  • I want time to feel abundant.  I hate feeling rushed, or pressured to move faster by outside variables.  My priority is a smooth take off and landing, and the ability to enjoy the view with all the people who’ve decide to travel with us.  While I value the time of my band, and the people enjoying our music, and that’s why I’ll make sure we’re prepared and comfortable to start. On that note, 
  • I want to be comfortable. I don’t want to feel strange about taking off my shoes, or making an adjustment
  • I want to be close to snacks. Food is everything.  We’re celebrating the Harvest.  This is not silly!  It’s necessary.
  • I want to be close to you. But really, It’s much harder for me to hug you, hang, share this stuff if you're too far away.
  • I need to trust the space.  It means a lot for me to feel safe while making music. As a brown femme singer, I’ve had terrible experiences with venues, managers and sound people not taking me seriously, or blatantly disrespecting me (Raise your hand if someone’s even asked you to wear a shorter skirt, or tell you to just sing louder when you can't hear yourself. UGH! Not here for it, ever again.)  I’m grateful for the tools I’ve acquired for taking care of my needs on and offstage, and the safer spaces in Philly that honor artists. That said, I'd like more agency.
  • I’d like to contribute to building the environment I make music in.  I curate and keepsake moments, and it means a lot to contribute art, flowers furniture etc to the space to cultivate presence and mindfulness.

When I sat with these wants and needs, I shifted in a new direction. That “yes, aha” alignment feeling? Visceral. Nearly chiropractic.  It was simple: we should have the release in our home.

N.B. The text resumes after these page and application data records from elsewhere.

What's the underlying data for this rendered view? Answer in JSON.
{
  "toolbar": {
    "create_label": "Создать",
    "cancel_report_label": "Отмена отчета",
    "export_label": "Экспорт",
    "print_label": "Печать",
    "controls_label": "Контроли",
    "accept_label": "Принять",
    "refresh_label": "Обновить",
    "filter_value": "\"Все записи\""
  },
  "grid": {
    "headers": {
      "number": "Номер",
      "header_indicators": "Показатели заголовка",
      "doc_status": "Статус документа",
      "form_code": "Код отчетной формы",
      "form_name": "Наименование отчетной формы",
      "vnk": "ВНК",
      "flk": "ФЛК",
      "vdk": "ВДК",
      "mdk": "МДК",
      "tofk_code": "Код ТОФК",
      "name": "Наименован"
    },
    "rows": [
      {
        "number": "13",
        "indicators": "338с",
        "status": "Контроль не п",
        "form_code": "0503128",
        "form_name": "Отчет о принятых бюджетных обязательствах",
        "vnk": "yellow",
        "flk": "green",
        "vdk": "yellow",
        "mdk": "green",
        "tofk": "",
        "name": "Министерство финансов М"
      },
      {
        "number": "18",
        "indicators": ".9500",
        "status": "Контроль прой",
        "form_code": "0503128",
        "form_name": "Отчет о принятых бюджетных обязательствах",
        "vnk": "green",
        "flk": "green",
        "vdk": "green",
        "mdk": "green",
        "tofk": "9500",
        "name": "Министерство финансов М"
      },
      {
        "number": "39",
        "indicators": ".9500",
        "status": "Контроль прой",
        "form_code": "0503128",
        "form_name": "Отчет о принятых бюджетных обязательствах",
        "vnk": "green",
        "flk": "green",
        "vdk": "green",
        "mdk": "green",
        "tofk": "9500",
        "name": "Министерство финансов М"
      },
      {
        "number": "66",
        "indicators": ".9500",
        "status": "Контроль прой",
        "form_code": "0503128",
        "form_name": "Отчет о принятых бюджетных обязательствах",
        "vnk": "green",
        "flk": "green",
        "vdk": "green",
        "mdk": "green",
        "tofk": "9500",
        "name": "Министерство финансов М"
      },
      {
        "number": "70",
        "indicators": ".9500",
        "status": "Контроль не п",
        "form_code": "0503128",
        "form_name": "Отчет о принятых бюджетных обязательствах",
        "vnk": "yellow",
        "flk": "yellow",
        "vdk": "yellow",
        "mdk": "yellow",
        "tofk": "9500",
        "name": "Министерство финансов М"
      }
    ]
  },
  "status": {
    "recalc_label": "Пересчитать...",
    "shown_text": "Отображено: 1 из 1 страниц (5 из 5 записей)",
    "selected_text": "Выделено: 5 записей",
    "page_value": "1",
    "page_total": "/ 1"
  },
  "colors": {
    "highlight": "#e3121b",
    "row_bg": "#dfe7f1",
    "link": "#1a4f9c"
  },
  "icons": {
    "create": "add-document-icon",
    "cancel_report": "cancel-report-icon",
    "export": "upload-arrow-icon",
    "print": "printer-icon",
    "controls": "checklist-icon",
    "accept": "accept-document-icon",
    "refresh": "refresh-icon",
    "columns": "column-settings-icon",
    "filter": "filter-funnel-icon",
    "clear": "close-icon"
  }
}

We rescheduled at Maas in December, and it feels awesome to have some possibility to create a fun shared musical and art space with more time to be intentional.  I am so excited for where the next releases take us- but having this down feels like I can rest in the present with this first offering.

So, here’s the short version:

We’re having release party at my home on Sunday, September 23.  We’ll play starting at 6 until the sunsets and hang on either side.  The first EP will be available for download on Saturday.

It’ll be small and sweet and you’re invited.

I’m making you a few little presents, including a self-care zine, an equinox song, and homemade fire cider (because #trademarkfreefirecider!) for this transition season!  Your presence is a gift to me as we share the first songs of this series, so I hope to return your generosity in kind, with music and lil’ something.

To our friends scattered to the four winds who can’t be here, don’t worry,  I haven’t forgotten you!  I promise to share as much of the night as I can with you. You can do a lot with Vimeo and a bubble mailer.

Here we are, and here they come- grateful, and eager, and delighted, and nervous (in a good way) to invite you into our home and share these little songs with you.  Summer’s End will be on our website, Spotify, Apple Music, and  all the places, and I’m hopeful you’ll be here to listen to it live.

xoxoxo and then some,


p.s. special thanks to Matt, John, Ken, Ryan, Mel and Kim who were present for a good amount of the chaos I waded though in my mind to arrive here- making decisions out of love and for love don’t usually happen in a linear fashion, and it requires a lot of patience to trust me with something like this.  I cherish your hardwork, friendship and support.